Task directions: Work out how many lines of the listing hold the string "content". Answer with that number alone.

-- Data supplied follows --

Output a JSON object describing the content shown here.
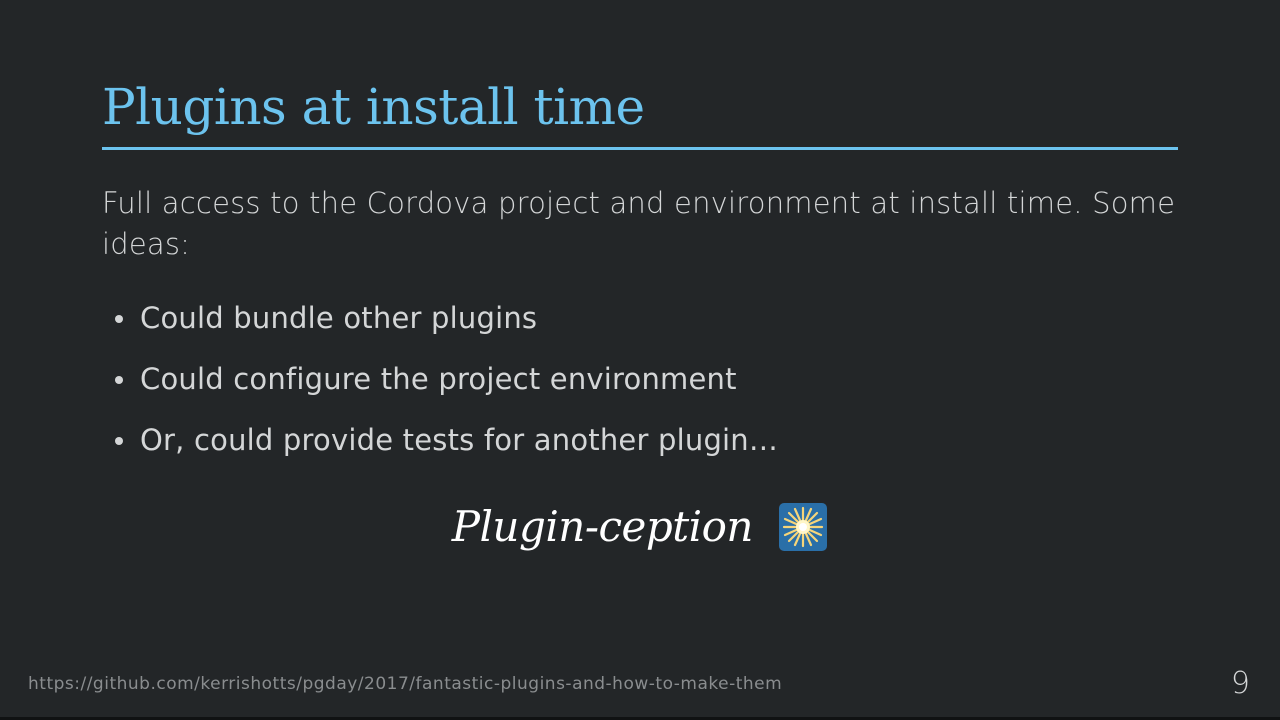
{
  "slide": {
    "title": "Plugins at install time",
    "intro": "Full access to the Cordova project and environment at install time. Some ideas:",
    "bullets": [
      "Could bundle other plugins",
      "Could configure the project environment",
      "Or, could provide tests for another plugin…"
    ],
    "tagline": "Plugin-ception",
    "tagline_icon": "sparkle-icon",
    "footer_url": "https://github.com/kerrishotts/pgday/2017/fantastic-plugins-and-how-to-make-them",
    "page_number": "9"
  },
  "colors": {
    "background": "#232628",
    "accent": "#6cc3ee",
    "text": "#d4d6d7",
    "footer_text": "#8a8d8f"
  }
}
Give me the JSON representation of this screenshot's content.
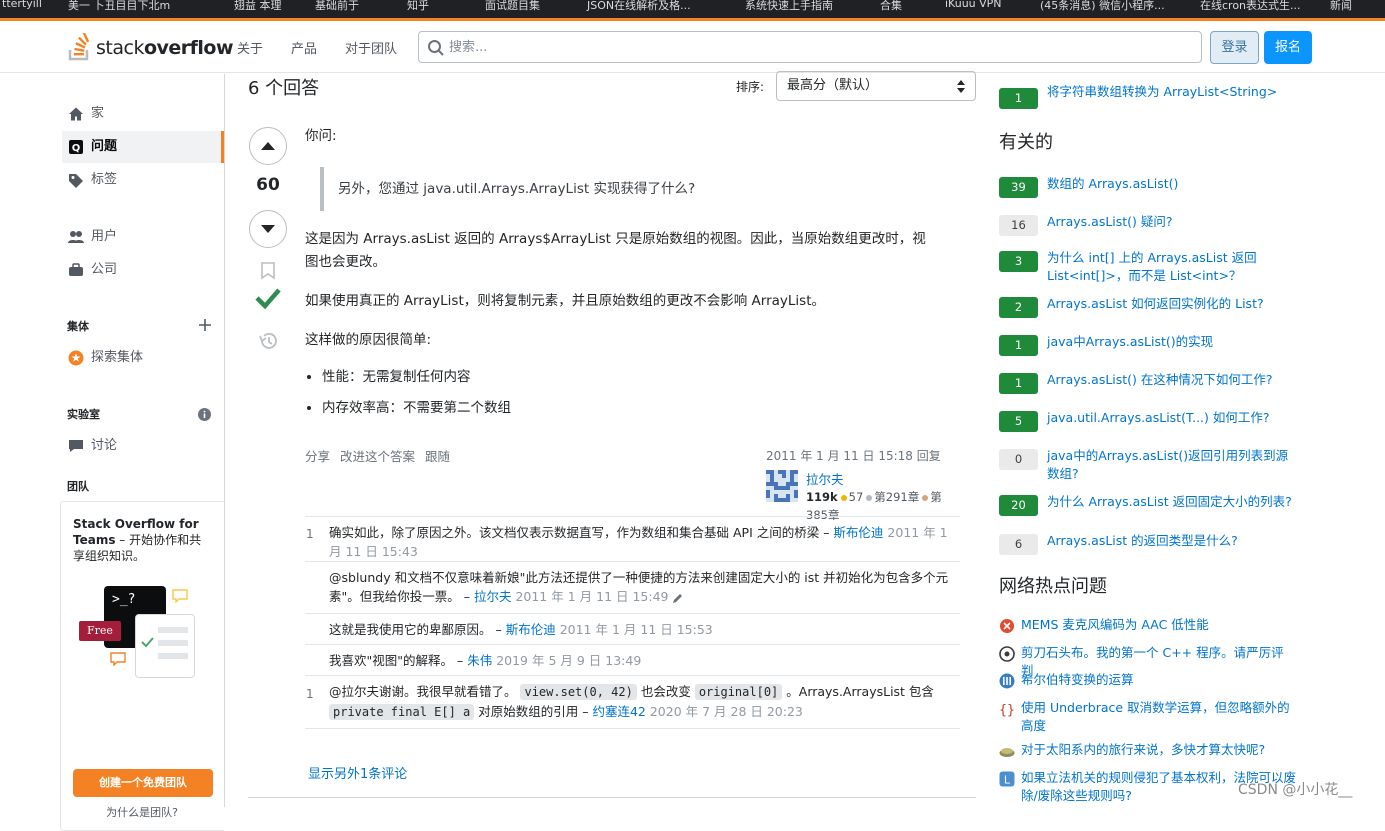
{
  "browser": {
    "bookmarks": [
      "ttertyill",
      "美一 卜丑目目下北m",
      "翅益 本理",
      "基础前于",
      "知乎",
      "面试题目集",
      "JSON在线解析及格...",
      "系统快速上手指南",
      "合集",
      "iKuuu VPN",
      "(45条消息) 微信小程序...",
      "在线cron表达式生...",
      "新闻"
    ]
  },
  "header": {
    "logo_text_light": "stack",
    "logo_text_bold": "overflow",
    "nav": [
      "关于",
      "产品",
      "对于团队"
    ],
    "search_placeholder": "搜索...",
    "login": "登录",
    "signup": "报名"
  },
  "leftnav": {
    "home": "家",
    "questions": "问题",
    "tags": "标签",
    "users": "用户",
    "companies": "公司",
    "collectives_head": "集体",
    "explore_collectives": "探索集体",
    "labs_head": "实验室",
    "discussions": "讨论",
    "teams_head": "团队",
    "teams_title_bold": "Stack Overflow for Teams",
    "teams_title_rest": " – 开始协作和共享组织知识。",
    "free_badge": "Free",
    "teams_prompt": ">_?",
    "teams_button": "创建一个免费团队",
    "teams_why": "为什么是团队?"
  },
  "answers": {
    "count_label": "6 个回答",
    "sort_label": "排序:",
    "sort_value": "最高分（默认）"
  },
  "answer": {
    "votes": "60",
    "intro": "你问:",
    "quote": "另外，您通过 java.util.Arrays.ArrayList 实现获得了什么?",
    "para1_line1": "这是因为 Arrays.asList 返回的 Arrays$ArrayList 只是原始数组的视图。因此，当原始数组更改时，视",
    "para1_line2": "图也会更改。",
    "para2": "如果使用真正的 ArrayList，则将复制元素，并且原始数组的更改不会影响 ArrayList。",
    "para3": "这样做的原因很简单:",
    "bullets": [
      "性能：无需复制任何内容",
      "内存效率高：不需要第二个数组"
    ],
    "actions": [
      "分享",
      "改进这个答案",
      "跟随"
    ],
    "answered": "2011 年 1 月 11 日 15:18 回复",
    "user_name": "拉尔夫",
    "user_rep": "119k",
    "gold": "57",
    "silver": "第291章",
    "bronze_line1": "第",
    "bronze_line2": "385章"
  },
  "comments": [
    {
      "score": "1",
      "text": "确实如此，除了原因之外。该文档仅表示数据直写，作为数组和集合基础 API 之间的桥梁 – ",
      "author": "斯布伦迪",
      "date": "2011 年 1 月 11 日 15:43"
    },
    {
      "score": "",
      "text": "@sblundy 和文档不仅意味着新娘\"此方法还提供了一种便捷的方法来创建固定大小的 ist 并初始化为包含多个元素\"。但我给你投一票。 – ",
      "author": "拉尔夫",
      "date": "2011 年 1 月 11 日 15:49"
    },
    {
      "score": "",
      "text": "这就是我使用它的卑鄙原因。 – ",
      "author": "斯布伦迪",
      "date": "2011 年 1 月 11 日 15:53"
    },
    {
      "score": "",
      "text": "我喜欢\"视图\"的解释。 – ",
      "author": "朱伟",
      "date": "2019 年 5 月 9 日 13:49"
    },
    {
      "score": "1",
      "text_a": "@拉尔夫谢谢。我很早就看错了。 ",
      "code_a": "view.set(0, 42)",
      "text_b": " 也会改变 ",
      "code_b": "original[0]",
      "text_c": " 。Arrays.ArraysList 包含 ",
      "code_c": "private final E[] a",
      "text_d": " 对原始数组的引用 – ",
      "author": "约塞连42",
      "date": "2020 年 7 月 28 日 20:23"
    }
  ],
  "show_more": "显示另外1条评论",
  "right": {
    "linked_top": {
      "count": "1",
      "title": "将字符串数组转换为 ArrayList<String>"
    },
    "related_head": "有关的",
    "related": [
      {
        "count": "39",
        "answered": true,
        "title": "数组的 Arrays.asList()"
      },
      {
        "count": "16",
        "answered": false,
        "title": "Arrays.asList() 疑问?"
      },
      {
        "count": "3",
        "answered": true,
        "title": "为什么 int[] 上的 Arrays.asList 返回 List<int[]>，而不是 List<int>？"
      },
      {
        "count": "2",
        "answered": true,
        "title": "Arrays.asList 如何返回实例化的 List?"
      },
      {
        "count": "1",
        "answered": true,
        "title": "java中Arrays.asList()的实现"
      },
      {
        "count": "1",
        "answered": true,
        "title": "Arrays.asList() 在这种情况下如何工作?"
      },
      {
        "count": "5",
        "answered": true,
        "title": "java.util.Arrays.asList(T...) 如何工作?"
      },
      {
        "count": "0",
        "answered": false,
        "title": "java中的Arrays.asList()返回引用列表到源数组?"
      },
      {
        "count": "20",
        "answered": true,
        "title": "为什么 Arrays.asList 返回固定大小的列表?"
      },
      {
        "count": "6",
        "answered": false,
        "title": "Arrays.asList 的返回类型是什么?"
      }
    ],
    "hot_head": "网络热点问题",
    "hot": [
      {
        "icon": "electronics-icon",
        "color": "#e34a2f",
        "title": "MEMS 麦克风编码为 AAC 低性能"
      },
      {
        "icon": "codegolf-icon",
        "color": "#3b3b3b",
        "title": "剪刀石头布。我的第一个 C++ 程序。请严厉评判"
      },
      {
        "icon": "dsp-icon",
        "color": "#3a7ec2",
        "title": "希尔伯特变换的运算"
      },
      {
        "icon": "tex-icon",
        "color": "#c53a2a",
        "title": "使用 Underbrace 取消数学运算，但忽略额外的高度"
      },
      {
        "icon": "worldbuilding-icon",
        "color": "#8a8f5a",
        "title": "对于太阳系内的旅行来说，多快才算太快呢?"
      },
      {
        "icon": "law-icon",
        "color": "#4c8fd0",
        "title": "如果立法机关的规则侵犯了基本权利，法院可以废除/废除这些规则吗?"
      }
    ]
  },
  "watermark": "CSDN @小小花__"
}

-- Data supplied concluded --
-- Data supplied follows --

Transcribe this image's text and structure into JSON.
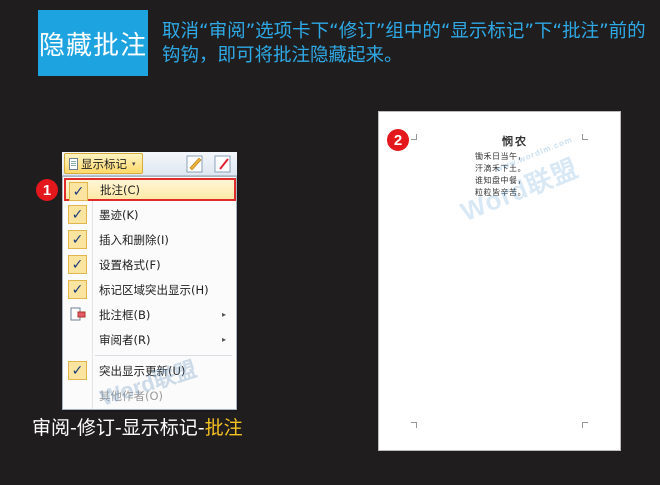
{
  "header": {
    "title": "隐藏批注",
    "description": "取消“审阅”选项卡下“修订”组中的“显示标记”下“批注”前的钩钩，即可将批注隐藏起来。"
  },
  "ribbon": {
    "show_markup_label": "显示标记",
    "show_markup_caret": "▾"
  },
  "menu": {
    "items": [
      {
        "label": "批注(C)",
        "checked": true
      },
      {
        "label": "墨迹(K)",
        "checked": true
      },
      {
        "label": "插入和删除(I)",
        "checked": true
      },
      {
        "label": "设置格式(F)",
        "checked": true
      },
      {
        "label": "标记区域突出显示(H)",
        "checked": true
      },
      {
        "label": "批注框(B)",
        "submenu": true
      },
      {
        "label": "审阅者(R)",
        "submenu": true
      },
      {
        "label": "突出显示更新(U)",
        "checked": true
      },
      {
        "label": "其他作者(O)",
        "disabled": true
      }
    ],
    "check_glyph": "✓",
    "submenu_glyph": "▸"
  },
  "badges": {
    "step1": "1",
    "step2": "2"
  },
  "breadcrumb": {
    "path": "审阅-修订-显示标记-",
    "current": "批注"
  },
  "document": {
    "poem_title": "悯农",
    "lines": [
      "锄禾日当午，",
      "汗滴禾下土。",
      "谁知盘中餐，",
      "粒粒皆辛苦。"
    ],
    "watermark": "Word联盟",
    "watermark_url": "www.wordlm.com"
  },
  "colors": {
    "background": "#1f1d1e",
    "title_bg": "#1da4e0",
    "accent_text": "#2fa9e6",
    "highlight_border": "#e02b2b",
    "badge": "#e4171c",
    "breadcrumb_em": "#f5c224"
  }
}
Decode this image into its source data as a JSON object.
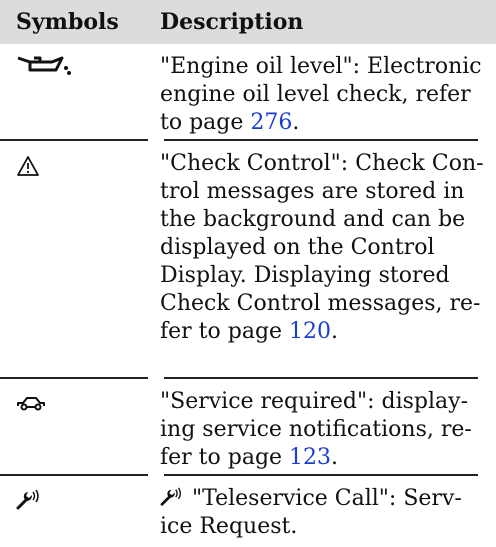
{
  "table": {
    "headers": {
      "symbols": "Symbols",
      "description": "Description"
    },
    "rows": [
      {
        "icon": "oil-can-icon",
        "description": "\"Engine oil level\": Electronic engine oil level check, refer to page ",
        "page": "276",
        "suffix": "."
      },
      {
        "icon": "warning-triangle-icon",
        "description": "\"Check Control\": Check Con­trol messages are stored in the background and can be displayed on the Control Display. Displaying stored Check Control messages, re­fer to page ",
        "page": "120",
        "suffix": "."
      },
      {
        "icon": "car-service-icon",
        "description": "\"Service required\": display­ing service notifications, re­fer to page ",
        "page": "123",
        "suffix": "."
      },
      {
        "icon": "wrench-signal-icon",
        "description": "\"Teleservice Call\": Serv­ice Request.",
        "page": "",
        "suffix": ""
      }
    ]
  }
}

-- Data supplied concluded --

Exercise response: 2